Instructions for the task: A word-for-word repeat of all the data is the goal.

Items from an interface collection

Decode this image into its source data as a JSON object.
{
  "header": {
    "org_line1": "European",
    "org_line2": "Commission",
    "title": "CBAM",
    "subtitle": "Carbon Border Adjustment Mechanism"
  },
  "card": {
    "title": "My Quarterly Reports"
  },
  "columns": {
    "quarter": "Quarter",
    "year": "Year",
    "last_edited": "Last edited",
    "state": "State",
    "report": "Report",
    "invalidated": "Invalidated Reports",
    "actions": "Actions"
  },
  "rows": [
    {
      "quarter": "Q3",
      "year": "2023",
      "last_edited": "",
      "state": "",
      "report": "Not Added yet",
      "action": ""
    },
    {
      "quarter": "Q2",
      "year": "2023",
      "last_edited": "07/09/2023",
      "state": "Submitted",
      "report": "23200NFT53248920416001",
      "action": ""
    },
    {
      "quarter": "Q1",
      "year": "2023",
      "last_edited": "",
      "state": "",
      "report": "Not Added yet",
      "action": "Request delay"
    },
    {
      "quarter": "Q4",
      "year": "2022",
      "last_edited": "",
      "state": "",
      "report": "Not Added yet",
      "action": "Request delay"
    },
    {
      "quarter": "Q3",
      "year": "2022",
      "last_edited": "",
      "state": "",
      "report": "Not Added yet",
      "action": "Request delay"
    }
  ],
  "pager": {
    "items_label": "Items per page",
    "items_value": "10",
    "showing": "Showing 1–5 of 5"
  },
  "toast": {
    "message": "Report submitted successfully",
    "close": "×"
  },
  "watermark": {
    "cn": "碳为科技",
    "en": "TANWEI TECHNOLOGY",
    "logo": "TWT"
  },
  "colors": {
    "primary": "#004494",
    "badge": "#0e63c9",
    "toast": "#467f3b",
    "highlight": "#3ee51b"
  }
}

Output of the task:
Decode this image into its source data as a JSON object.
{
  "header": {
    "org_line1": "European",
    "org_line2": "Commission",
    "title": "CBAM",
    "subtitle": "Carbon Border Adjustment Mechanism"
  },
  "card": {
    "title": "My Quarterly Reports"
  },
  "columns": {
    "quarter": "Quarter",
    "year": "Year",
    "last_edited": "Last edited",
    "state": "State",
    "report": "Report",
    "invalidated": "Invalidated Reports",
    "actions": "Actions"
  },
  "rows": [
    {
      "quarter": "Q3",
      "year": "2023",
      "last_edited": "",
      "state": "",
      "report": "Not Added yet",
      "action": ""
    },
    {
      "quarter": "Q2",
      "year": "2023",
      "last_edited": "07/09/2023",
      "state": "Submitted",
      "report": "23200NFT53248920416001",
      "action": ""
    },
    {
      "quarter": "Q1",
      "year": "2023",
      "last_edited": "",
      "state": "",
      "report": "Not Added yet",
      "action": "Request delay"
    },
    {
      "quarter": "Q4",
      "year": "2022",
      "last_edited": "",
      "state": "",
      "report": "Not Added yet",
      "action": "Request delay"
    },
    {
      "quarter": "Q3",
      "year": "2022",
      "last_edited": "",
      "state": "",
      "report": "Not Added yet",
      "action": "Request delay"
    }
  ],
  "pager": {
    "items_label": "Items per page",
    "items_value": "10",
    "showing": "Showing 1–5 of 5"
  },
  "toast": {
    "message": "Report submitted successfully",
    "close": "×"
  },
  "watermark": {
    "cn": "碳为科技",
    "en": "TANWEI TECHNOLOGY",
    "logo": "TWT"
  },
  "colors": {
    "primary": "#004494",
    "badge": "#0e63c9",
    "toast": "#467f3b",
    "highlight": "#3ee51b"
  }
}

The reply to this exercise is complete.